In a big, bright stucco building just off the highway, chefs at Victor’s Chile Mercado Mexican Grill are hard at work recreating Mexican flavors as well as American-influenced Tex-Mex dishes. They blend fresh salsa several times a day and hand-roll pork tamales according to the traditional Mexican method of using fresh masa and wearing giant foam hands. The guacamole is fresh, too—servers mash each order tableside from Haas avocados. House specialties include crispy carnitas with fried onions and peppers and bacon-wrapped steak chile rellenos, but the menu also abounds with staples including burritos, enchiladas, and tacos.
Wings to Go's fresh, daily-made traditional or boneless wings are available by the bucket and come with bleu cheese, celery, and your choice of 20 sauces. Nab a bucket of 10 with one flavor ($6.99), or fuel a four-hour CHiPS marathon with 30 succulent winglets flavored with up to two sauces ($20.79). Standard wing sauces range from smooth and buttery mild to a tongue-scalding extra hot. Specialty sauces run the gamut of regional American flavor, including hickory-infused honey barbecue and Cajun-spiced hot sauce, and teriyaki and curry sauces fly palates over the Pacific without the pesky jetlag or mid-flight alien abduction.
Attempts to sip a cupcake up a straw rarely succeed, but the staff of The Cupcake Lounge encourages customers to try with their Cherry Limeade cupcake. The confection is made of a lime-infused cake base topped with whipped cherry frosting and comes garnished with a lime slice and a tiny straw.

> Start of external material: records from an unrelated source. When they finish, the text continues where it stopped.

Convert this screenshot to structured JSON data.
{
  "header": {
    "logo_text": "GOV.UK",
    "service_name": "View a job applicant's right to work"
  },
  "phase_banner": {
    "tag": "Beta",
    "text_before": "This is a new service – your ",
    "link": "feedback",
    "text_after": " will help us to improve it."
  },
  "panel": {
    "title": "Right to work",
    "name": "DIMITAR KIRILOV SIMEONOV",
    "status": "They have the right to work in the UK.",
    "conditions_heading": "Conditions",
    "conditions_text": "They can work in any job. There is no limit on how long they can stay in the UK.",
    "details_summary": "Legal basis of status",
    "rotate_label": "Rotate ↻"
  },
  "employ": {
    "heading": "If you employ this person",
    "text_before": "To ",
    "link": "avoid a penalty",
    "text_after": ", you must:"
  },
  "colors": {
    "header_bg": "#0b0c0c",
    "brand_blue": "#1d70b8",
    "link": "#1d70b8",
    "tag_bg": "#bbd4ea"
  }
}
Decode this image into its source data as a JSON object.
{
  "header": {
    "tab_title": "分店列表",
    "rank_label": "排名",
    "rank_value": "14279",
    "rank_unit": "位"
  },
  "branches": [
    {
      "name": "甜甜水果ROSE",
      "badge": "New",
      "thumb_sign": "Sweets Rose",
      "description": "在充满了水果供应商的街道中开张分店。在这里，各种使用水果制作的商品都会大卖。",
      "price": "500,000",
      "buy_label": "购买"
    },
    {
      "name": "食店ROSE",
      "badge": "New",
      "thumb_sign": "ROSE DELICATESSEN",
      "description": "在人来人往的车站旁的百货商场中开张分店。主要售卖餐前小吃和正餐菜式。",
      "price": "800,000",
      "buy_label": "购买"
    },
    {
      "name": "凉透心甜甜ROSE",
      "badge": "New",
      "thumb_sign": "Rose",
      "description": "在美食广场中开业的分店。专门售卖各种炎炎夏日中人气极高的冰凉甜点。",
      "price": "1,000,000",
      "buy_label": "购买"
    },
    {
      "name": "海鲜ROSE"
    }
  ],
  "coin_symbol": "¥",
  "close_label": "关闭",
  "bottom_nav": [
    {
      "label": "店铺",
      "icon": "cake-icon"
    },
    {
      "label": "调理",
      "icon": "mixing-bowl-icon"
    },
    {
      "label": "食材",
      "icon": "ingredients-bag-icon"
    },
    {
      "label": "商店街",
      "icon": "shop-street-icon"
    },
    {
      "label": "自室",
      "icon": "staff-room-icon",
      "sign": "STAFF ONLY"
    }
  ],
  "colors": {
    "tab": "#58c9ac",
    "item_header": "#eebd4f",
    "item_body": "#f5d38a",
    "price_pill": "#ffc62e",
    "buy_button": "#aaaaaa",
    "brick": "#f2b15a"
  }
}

This drink-inspired treat is one of only 10 cupcake flavors the shop stocks daily. The rest of the menu is a rotation of funkier flavors, including a banana cupcake with a Hershey’s Kiss hidden inside and crowned with peanut-butter frosting. For further sweet treats, diners can nibble at an array of cookies or sip espresso creations infused with amaretto, hazelnut, and other flavors. The bakery also caters to sweet teeth with classes that teach students how to adorn a cake without just stacking another cake on top of it.
The owners and chefs at Santa Fe Cattle rely on old family recipes that demand steaks are aged and cut in-house, rolls are baked fresh each day, and signature sauces are mixed onsite. These touches transform the menu’s casual, regional eats into dishes worthy of John Wayne’s personal dressing-room buffet. Steaks, fajitas, and sliders are plated next to housemade sides of cole slaw, Santa Fe taters, and of course, a bucket of peanuts—which guests shuck directly onto the floor. The peanut shells add character to each one of the restaurant’s 20 locations, which evoke old-west saloons with touches such as brick walls draped in horse saddles and weathered wooden floors.
Home of John C. Reilly’s favorite ode to barbecue, Mr. Spriggs BBQ nurtures hungry stomachs with a menu of 11 sauce-slathered sandwiches constructed within a casual, no-frills space. Patrons order at the counter before settling at a comfy table, while grill masters churn out a slew of classic spit-roasted savories. Feasting quartets can wrap fingers around a tender pulled-pork sandwich or the succulent beef brisket, which chefs serve either chopped or sliced depending on the guest’s astrological sign. Slices of perfectly flame-smooched turkey or chicken breast rest between two soft bread pillows and beneath a sheath of tangy sauce, and ham pervades taste buds with a flavor so smoky it can only be replicated by licking a chimney.
At Napoli's, reverent chefs recreate the tastes of their Old World ancestors in the form of scratch-made pizzas, pastas, and sandwiches. Build-your-own pies arrive sprinkled with 100% real provolone and toppings ranging from pepperoni, ham, and bacon to onions, black olives, and green peppers. Doused in house-made sauces, Napoli's pastas include Italian mainstays such as spaghetti and meatballs, ravioli, and five-cheese lasagna. Their sandwich menu continues the old country love fest, filling plates with Mediterranean specialties including chicken cacciatore subs, meatball heroes, and paninis cut into the shape of Silvio Berlusconi.
Deli-meat missionary Danny Falcone emigrated from New York's Little Italy to bring a menu of Falcone-family favorites to Oklahoma City. A hot sandwich, such as the meatball parmigiana ($7.95), makes an Italian classic accessible in the forkless wasteland of lunch. A slice of fried pizza ($3) satisfies triangular cravings, and an entire square Sicilian pie corners growling stomachs ($16.99). Try a Manhattan Special soda, which washes down deli delights in a sugary sarsaparilla bath or tickles sugar tusks with vanilla bean-y bubbles. For those who prefer to eat at home, where there’s a comfortable armchair and no unfamiliar ghosts, by-the-pound deli items offer up olives stuffed with prosciutto, garlic, jalapeño, and cheese as well as imported Italian artichokes.